DATASET CONTENT Block Start

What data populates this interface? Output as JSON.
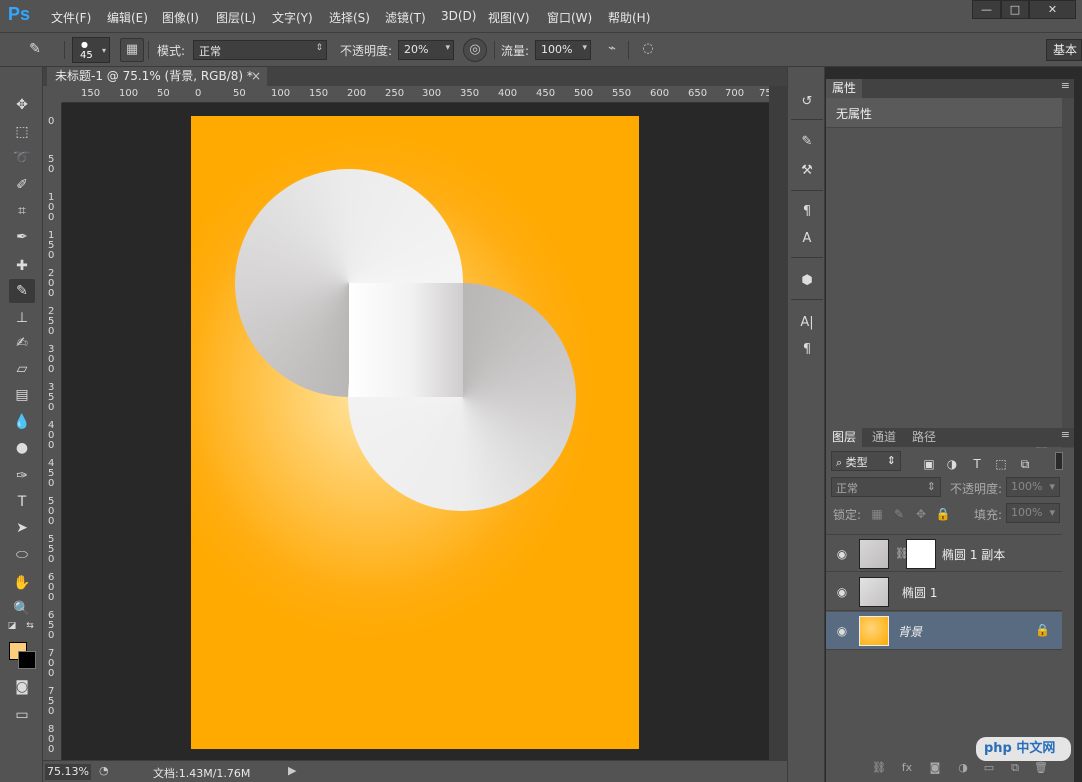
{
  "app": {
    "logo": "Ps"
  },
  "menu": [
    "文件(F)",
    "编辑(E)",
    "图像(I)",
    "图层(L)",
    "文字(Y)",
    "选择(S)",
    "滤镜(T)",
    "3D(D)",
    "视图(V)",
    "窗口(W)",
    "帮助(H)"
  ],
  "window_controls": {
    "minimize": "—",
    "maximize": "□",
    "close": "✕"
  },
  "options": {
    "brush_size": "45",
    "mode_label": "模式:",
    "mode_value": "正常",
    "opacity_label": "不透明度:",
    "opacity_value": "20%",
    "flow_label": "流量:",
    "flow_value": "100%",
    "workspace": "基本"
  },
  "document": {
    "tab_title": "未标题-1 @ 75.1% (背景, RGB/8) *",
    "close": "×",
    "ruler_top": [
      "150",
      "100",
      "50",
      "0",
      "50",
      "100",
      "150",
      "200",
      "250",
      "300",
      "350",
      "400",
      "450",
      "500",
      "550",
      "600",
      "650",
      "700",
      "75"
    ],
    "ruler_left": [
      "0",
      "5 0",
      "1 0 0",
      "1 5 0",
      "2 0 0",
      "2 5 0",
      "3 0 0",
      "3 5 0",
      "4 0 0",
      "4 5 0",
      "5 0 0",
      "5 5 0",
      "6 0 0",
      "6 5 0",
      "7 0 0",
      "7 5 0",
      "8 0 0"
    ],
    "colors": {
      "background": "#ffaa00",
      "highlight": "#ffe7a6",
      "circle": "#e6e5e5"
    }
  },
  "status": {
    "zoom": "75.13%",
    "doc_size": "文档:1.43M/1.76M"
  },
  "swatches": {
    "foreground": "#fdcd7e",
    "background": "#000000"
  },
  "properties_panel": {
    "tab": "属性",
    "title": "无属性"
  },
  "layers_panel": {
    "tabs": [
      "图层",
      "通道",
      "路径"
    ],
    "filter_label": "类型",
    "blend_mode": "正常",
    "opacity_label": "不透明度:",
    "opacity_value": "100%",
    "lock_label": "锁定:",
    "fill_label": "填充:",
    "fill_value": "100%",
    "layers": [
      {
        "name": "椭圆 1 副本",
        "selected": false
      },
      {
        "name": "椭圆 1",
        "selected": false
      },
      {
        "name": "背景",
        "selected": true
      }
    ]
  },
  "watermark": "php 中文网"
}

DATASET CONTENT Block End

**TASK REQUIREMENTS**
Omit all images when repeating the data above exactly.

**YOUR SOLUTION**
What data populates this interface? Output as JSON.
{
  "app": {
    "logo": "Ps"
  },
  "menu": [
    "文件(F)",
    "编辑(E)",
    "图像(I)",
    "图层(L)",
    "文字(Y)",
    "选择(S)",
    "滤镜(T)",
    "3D(D)",
    "视图(V)",
    "窗口(W)",
    "帮助(H)"
  ],
  "window_controls": {
    "minimize": "—",
    "maximize": "□",
    "close": "✕"
  },
  "options": {
    "brush_size": "45",
    "mode_label": "模式:",
    "mode_value": "正常",
    "opacity_label": "不透明度:",
    "opacity_value": "20%",
    "flow_label": "流量:",
    "flow_value": "100%",
    "workspace": "基本"
  },
  "document": {
    "tab_title": "未标题-1 @ 75.1% (背景, RGB/8) *",
    "close": "×",
    "ruler_top": [
      "150",
      "100",
      "50",
      "0",
      "50",
      "100",
      "150",
      "200",
      "250",
      "300",
      "350",
      "400",
      "450",
      "500",
      "550",
      "600",
      "650",
      "700",
      "75"
    ],
    "ruler_left": [
      "0",
      "5 0",
      "1 0 0",
      "1 5 0",
      "2 0 0",
      "2 5 0",
      "3 0 0",
      "3 5 0",
      "4 0 0",
      "4 5 0",
      "5 0 0",
      "5 5 0",
      "6 0 0",
      "6 5 0",
      "7 0 0",
      "7 5 0",
      "8 0 0"
    ],
    "colors": {
      "background": "#ffaa00",
      "highlight": "#ffe7a6",
      "circle": "#e6e5e5"
    }
  },
  "status": {
    "zoom": "75.13%",
    "doc_size": "文档:1.43M/1.76M"
  },
  "swatches": {
    "foreground": "#fdcd7e",
    "background": "#000000"
  },
  "properties_panel": {
    "tab": "属性",
    "title": "无属性"
  },
  "layers_panel": {
    "tabs": [
      "图层",
      "通道",
      "路径"
    ],
    "filter_label": "类型",
    "blend_mode": "正常",
    "opacity_label": "不透明度:",
    "opacity_value": "100%",
    "lock_label": "锁定:",
    "fill_label": "填充:",
    "fill_value": "100%",
    "layers": [
      {
        "name": "椭圆 1 副本",
        "selected": false
      },
      {
        "name": "椭圆 1",
        "selected": false
      },
      {
        "name": "背景",
        "selected": true
      }
    ]
  },
  "watermark": "php 中文网"
}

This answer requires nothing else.